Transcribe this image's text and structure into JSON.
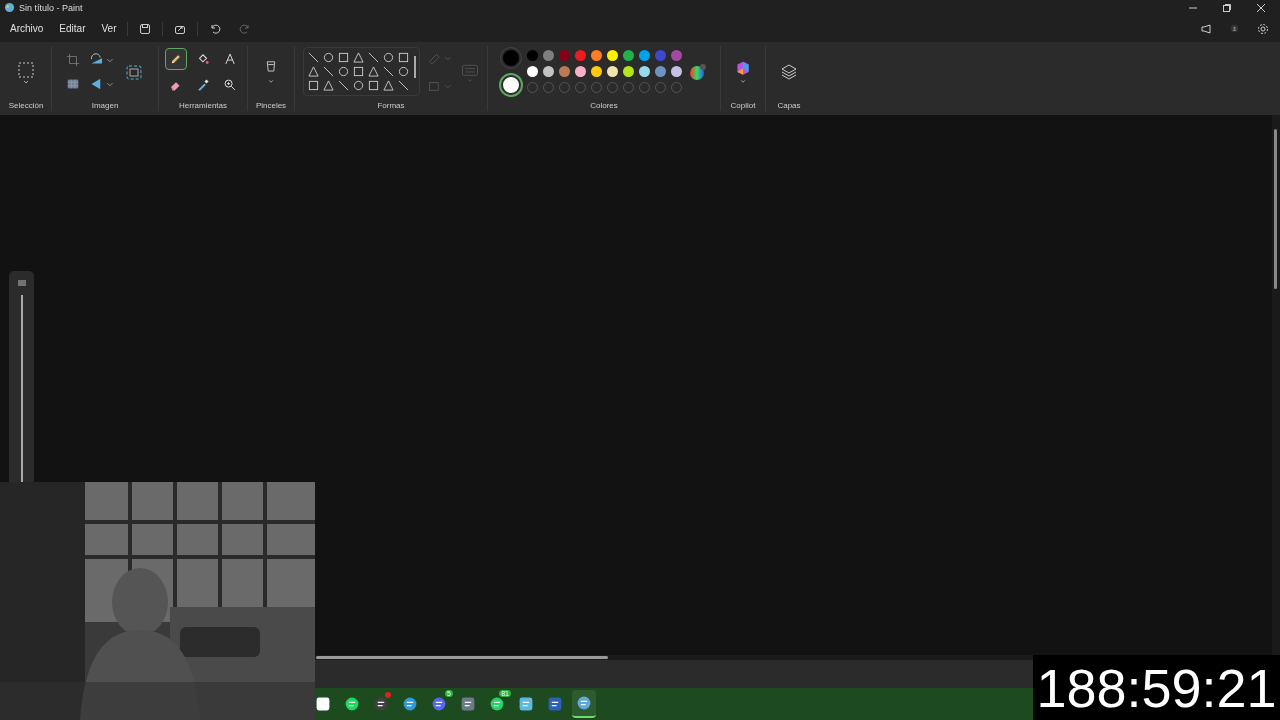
{
  "window": {
    "title": "Sin título - Paint"
  },
  "menu": [
    "Archivo",
    "Editar",
    "Ver"
  ],
  "ribbon": {
    "groups": [
      "Selección",
      "Imagen",
      "Herramientas",
      "Pinceles",
      "Formas",
      "Colores",
      "Copilot",
      "Capas"
    ],
    "tools": [
      {
        "selected": true
      },
      {
        "selected": false
      },
      {
        "selected": false
      },
      {
        "selected": false
      },
      {
        "selected": false
      },
      {
        "selected": false
      }
    ],
    "primary_color": {
      "color": "#000000",
      "selected": false
    },
    "secondary_color": {
      "color": "#ffffff",
      "selected": true
    },
    "palette": [
      {
        "color": "#000000"
      },
      {
        "color": "#7f7f7f"
      },
      {
        "color": "#880015"
      },
      {
        "color": "#ed1c24"
      },
      {
        "color": "#ff7f27"
      },
      {
        "color": "#fff200"
      },
      {
        "color": "#22b14c"
      },
      {
        "color": "#00a2e8"
      },
      {
        "color": "#3f48cc"
      },
      {
        "color": "#a349a4"
      },
      {
        "color": "#ffffff"
      },
      {
        "color": "#c3c3c3"
      },
      {
        "color": "#b97a57"
      },
      {
        "color": "#ffaec9"
      },
      {
        "color": "#ffc90e"
      },
      {
        "color": "#efe4b0"
      },
      {
        "color": "#b5e61d"
      },
      {
        "color": "#99d9ea"
      },
      {
        "color": "#7092be"
      },
      {
        "color": "#c8bfe7"
      }
    ]
  },
  "taskbar": {
    "apps": [
      {
        "kind": "capcut",
        "selected": false
      },
      {
        "kind": "spotify",
        "selected": false
      },
      {
        "kind": "obs",
        "selected": false,
        "notify": true
      },
      {
        "kind": "edge",
        "selected": false
      },
      {
        "kind": "discord",
        "selected": false,
        "badge": "5"
      },
      {
        "kind": "calculator",
        "selected": false
      },
      {
        "kind": "whatsapp",
        "selected": false,
        "badge": "81"
      },
      {
        "kind": "notepad",
        "selected": false
      },
      {
        "kind": "word",
        "selected": false
      },
      {
        "kind": "paint",
        "selected": true
      }
    ]
  },
  "zoom_slider": {
    "level": 1
  },
  "timer": "188:59:21"
}
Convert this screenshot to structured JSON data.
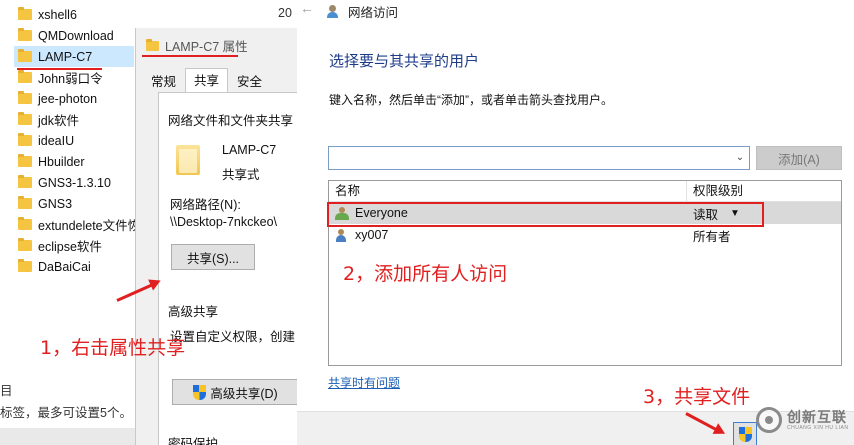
{
  "explorer": {
    "items": [
      {
        "label": "xshell6"
      },
      {
        "label": "QMDownload"
      },
      {
        "label": "LAMP-C7",
        "selected": true
      },
      {
        "label": "John弱口令"
      },
      {
        "label": "jee-photon"
      },
      {
        "label": "jdk软件"
      },
      {
        "label": "ideaIU"
      },
      {
        "label": "Hbuilder"
      },
      {
        "label": "GNS3-1.3.10"
      },
      {
        "label": "GNS3"
      },
      {
        "label": "extundelete文件恢复"
      },
      {
        "label": "eclipse软件"
      },
      {
        "label": "DaBaiCai"
      }
    ],
    "date_fragment": "20",
    "bottom_line1": "目",
    "bottom_line2": "标签，最多可设置5个。"
  },
  "properties": {
    "title": "LAMP-C7 属性",
    "tabs": [
      "常规",
      "共享",
      "安全"
    ],
    "active_tab": 1,
    "section_network": "网络文件和文件夹共享",
    "folder_name": "LAMP-C7",
    "folder_status": "共享式",
    "path_label": "网络路径(N):",
    "path_value": "\\\\Desktop-7nkckeo\\",
    "share_button": "共享(S)...",
    "section_advanced": "高级共享",
    "advanced_desc": "设置自定义权限，创建",
    "advanced_button": "高级共享(D)",
    "section_password": "密码保护"
  },
  "wizard": {
    "window_title": "网络访问",
    "heading": "选择要与其共享的用户",
    "instruction": "键入名称，然后单击“添加”，或者单击箭头查找用户。",
    "input_value": "",
    "add_button": "添加(A)",
    "columns": [
      "名称",
      "权限级别"
    ],
    "rows": [
      {
        "name": "Everyone",
        "permission": "读取",
        "selected": true,
        "icon": "group-icon"
      },
      {
        "name": "xy007",
        "permission": "所有者",
        "selected": false,
        "icon": "user-icon"
      }
    ],
    "help_link": "共享时有问题"
  },
  "annotations": {
    "step1": "1，右击属性共享",
    "step2": "2，添加所有人访问",
    "step3": "3，共享文件"
  },
  "watermark": {
    "main": "创新互联",
    "sub": "CHUANG XIN HU LIAN"
  },
  "colors": {
    "annotation_red": "#e02020",
    "heading_blue": "#1f3c88",
    "link_blue": "#1a5fb4",
    "selection_blue": "#cce8ff"
  }
}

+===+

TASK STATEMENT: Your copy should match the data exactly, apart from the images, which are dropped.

TASK ANSWER:
Transcribe this image's text and structure into JSON.
{
  "window": {
    "title": "Sin título - Paint"
  },
  "menu": [
    "Archivo",
    "Editar",
    "Ver"
  ],
  "ribbon": {
    "groups": [
      "Selección",
      "Imagen",
      "Herramientas",
      "Pinceles",
      "Formas",
      "Colores",
      "Copilot",
      "Capas"
    ],
    "tools": [
      {
        "selected": true
      },
      {
        "selected": false
      },
      {
        "selected": false
      },
      {
        "selected": false
      },
      {
        "selected": false
      },
      {
        "selected": false
      }
    ],
    "primary_color": {
      "color": "#000000",
      "selected": false
    },
    "secondary_color": {
      "color": "#ffffff",
      "selected": true
    },
    "palette": [
      {
        "color": "#000000"
      },
      {
        "color": "#7f7f7f"
      },
      {
        "color": "#880015"
      },
      {
        "color": "#ed1c24"
      },
      {
        "color": "#ff7f27"
      },
      {
        "color": "#fff200"
      },
      {
        "color": "#22b14c"
      },
      {
        "color": "#00a2e8"
      },
      {
        "color": "#3f48cc"
      },
      {
        "color": "#a349a4"
      },
      {
        "color": "#ffffff"
      },
      {
        "color": "#c3c3c3"
      },
      {
        "color": "#b97a57"
      },
      {
        "color": "#ffaec9"
      },
      {
        "color": "#ffc90e"
      },
      {
        "color": "#efe4b0"
      },
      {
        "color": "#b5e61d"
      },
      {
        "color": "#99d9ea"
      },
      {
        "color": "#7092be"
      },
      {
        "color": "#c8bfe7"
      }
    ]
  },
  "taskbar": {
    "apps": [
      {
        "kind": "capcut",
        "selected": false
      },
      {
        "kind": "spotify",
        "selected": false
      },
      {
        "kind": "obs",
        "selected": false,
        "notify": true
      },
      {
        "kind": "edge",
        "selected": false
      },
      {
        "kind": "discord",
        "selected": false,
        "badge": "5"
      },
      {
        "kind": "calculator",
        "selected": false
      },
      {
        "kind": "whatsapp",
        "selected": false,
        "badge": "81"
      },
      {
        "kind": "notepad",
        "selected": false
      },
      {
        "kind": "word",
        "selected": false
      },
      {
        "kind": "paint",
        "selected": true
      }
    ]
  },
  "zoom_slider": {
    "level": 1
  },
  "timer": "188:59:21"
}
Convert this screenshot to structured JSON data.
{
  "explorer": {
    "items": [
      {
        "label": "xshell6"
      },
      {
        "label": "QMDownload"
      },
      {
        "label": "LAMP-C7",
        "selected": true
      },
      {
        "label": "John弱口令"
      },
      {
        "label": "jee-photon"
      },
      {
        "label": "jdk软件"
      },
      {
        "label": "ideaIU"
      },
      {
        "label": "Hbuilder"
      },
      {
        "label": "GNS3-1.3.10"
      },
      {
        "label": "GNS3"
      },
      {
        "label": "extundelete文件恢复"
      },
      {
        "label": "eclipse软件"
      },
      {
        "label": "DaBaiCai"
      }
    ],
    "date_fragment": "20",
    "bottom_line1": "目",
    "bottom_line2": "标签，最多可设置5个。"
  },
  "properties": {
    "title": "LAMP-C7 属性",
    "tabs": [
      "常规",
      "共享",
      "安全"
    ],
    "active_tab": 1,
    "section_network": "网络文件和文件夹共享",
    "folder_name": "LAMP-C7",
    "folder_status": "共享式",
    "path_label": "网络路径(N):",
    "path_value": "\\\\Desktop-7nkckeo\\",
    "share_button": "共享(S)...",
    "section_advanced": "高级共享",
    "advanced_desc": "设置自定义权限，创建",
    "advanced_button": "高级共享(D)",
    "section_password": "密码保护"
  },
  "wizard": {
    "window_title": "网络访问",
    "heading": "选择要与其共享的用户",
    "instruction": "键入名称，然后单击“添加”，或者单击箭头查找用户。",
    "input_value": "",
    "add_button": "添加(A)",
    "columns": [
      "名称",
      "权限级别"
    ],
    "rows": [
      {
        "name": "Everyone",
        "permission": "读取",
        "selected": true,
        "icon": "group-icon"
      },
      {
        "name": "xy007",
        "permission": "所有者",
        "selected": false,
        "icon": "user-icon"
      }
    ],
    "help_link": "共享时有问题"
  },
  "annotations": {
    "step1": "1，右击属性共享",
    "step2": "2，添加所有人访问",
    "step3": "3，共享文件"
  },
  "watermark": {
    "main": "创新互联",
    "sub": "CHUANG XIN HU LIAN"
  },
  "colors": {
    "annotation_red": "#e02020",
    "heading_blue": "#1f3c88",
    "link_blue": "#1a5fb4",
    "selection_blue": "#cce8ff"
  }
}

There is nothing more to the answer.